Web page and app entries
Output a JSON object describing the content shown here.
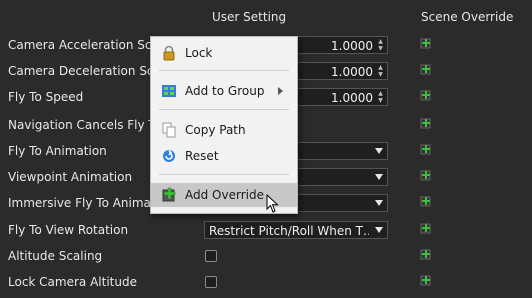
{
  "headers": {
    "user": "User Setting",
    "scene": "Scene Override"
  },
  "rows": [
    {
      "label": "Camera Acceleration Scale",
      "type": "spin",
      "value": "1.0000"
    },
    {
      "label": "Camera Deceleration Scale",
      "type": "spin",
      "value": "1.0000"
    },
    {
      "label": "Fly To Speed",
      "type": "spin",
      "value": "1.0000"
    },
    {
      "label": "Navigation Cancels Fly To",
      "type": "none",
      "value": ""
    },
    {
      "label": "Fly To Animation",
      "type": "dropdown",
      "value": ""
    },
    {
      "label": "Viewpoint Animation",
      "type": "dropdown",
      "value": ""
    },
    {
      "label": "Immersive Fly To Animation",
      "type": "dropdown",
      "value": ""
    },
    {
      "label": "Fly To View Rotation",
      "type": "dropdown",
      "value": "Restrict Pitch/Roll When T…"
    },
    {
      "label": "Altitude Scaling",
      "type": "checkbox",
      "checked": false
    },
    {
      "label": "Lock Camera Altitude",
      "type": "checkbox",
      "checked": false
    }
  ],
  "context_menu": {
    "items": [
      {
        "label": "Lock",
        "icon": "lock-icon"
      },
      {
        "label": "Add to Group",
        "icon": "group-icon",
        "submenu": true
      },
      {
        "label": "Copy Path",
        "icon": "copy-icon"
      },
      {
        "label": "Reset",
        "icon": "reset-icon"
      },
      {
        "label": "Add Override",
        "icon": "add-override-icon",
        "hovered": true
      }
    ]
  },
  "colors": {
    "background": "#2b2b2b",
    "menu_bg": "#f2f2f2",
    "menu_hover": "#c8c8c8",
    "override_green": "#3fbf3f"
  }
}
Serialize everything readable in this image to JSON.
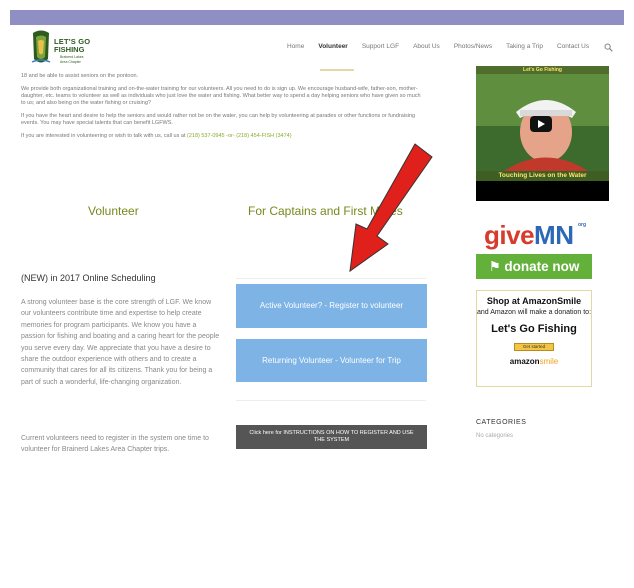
{
  "topbar": {
    "left_text": "",
    "right_text": ""
  },
  "logo": {
    "line1": "LET'S GO",
    "line2": "FISHING",
    "line3": "Brainerd Lakes",
    "line4": "Area Chapter"
  },
  "nav": {
    "items": [
      {
        "label": "Home"
      },
      {
        "label": "Volunteer"
      },
      {
        "label": "Support LGF"
      },
      {
        "label": "About Us"
      },
      {
        "label": "Photos/News"
      },
      {
        "label": "Taking a Trip"
      },
      {
        "label": "Contact Us"
      }
    ]
  },
  "intro": {
    "p1": "18 and be able to assist seniors on the pontoon.",
    "p2": "We provide both organizational training and on-the-water training for our volunteers.  All you need to do is sign up.  We encourage husband-wife, father-son, mother-daughter, etc. teams to volunteer as well as individuals who just love the water and fishing.  What better way to spend a day helping seniors who have given so much to us; and also being on the water fishing or cruising?",
    "p3": "If you have the heart and desire to help the seniors and would rather not be on the water, you can help by volunteering at parades or other functions or fundraising events. You may have special talents that can benefit LGFWS.",
    "p4_prefix": "If you are interested in volunteering or wish to talk with us, call us at ",
    "p4_phones": "(218) 537-0945  -or- (218) 454-FISH (3474)"
  },
  "columns": {
    "volunteer_title": "Volunteer",
    "captains_title": "For Captains and First Mates"
  },
  "schedule": {
    "title": "(NEW) in 2017 Online Scheduling",
    "para1": "A strong volunteer base is the core strength of LGF. We know our volunteers contribute time and expertise to help create memories for program participants. We know you have a passion for fishing and boating and a caring heart for the people you serve every day. We appreciate that you have a desire to share the outdoor experience with others and to create a community that cares for all its citizens. Thank you for being a part of such a wonderful, life-changing organization.",
    "para2": "Current volunteers need to register in the system one time to volunteer for Brainerd Lakes Area Chapter trips."
  },
  "buttons": {
    "active_volunteer": "Active Volunteer? - Register to volunteer",
    "returning_volunteer": "Returning Volunteer - Volunteer for Trip",
    "instructions": "Click here for INSTRUCTIONS ON HOW TO REGISTER AND USE THE SYSTEM"
  },
  "video": {
    "caption_top": "Let's Go Fishing",
    "caption_bottom": "Touching Lives on the Water"
  },
  "givemn": {
    "give": "give",
    "mn": "MN",
    "org": "org",
    "donate": "donate now"
  },
  "amazon": {
    "title": "Shop at AmazonSmile",
    "line": "and Amazon will make a donation to:",
    "org": "Let's Go Fishing",
    "button": "Get started",
    "brand": "amazon",
    "brand_smile": "smile"
  },
  "sidebar": {
    "categories_title": "CATEGORIES",
    "categories_empty": "No categories"
  },
  "colors": {
    "accent_green": "#74891c",
    "button_blue": "#7db3e5",
    "arrow_red": "#e0201b"
  }
}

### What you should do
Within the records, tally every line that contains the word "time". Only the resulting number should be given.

### Result of the exercise
2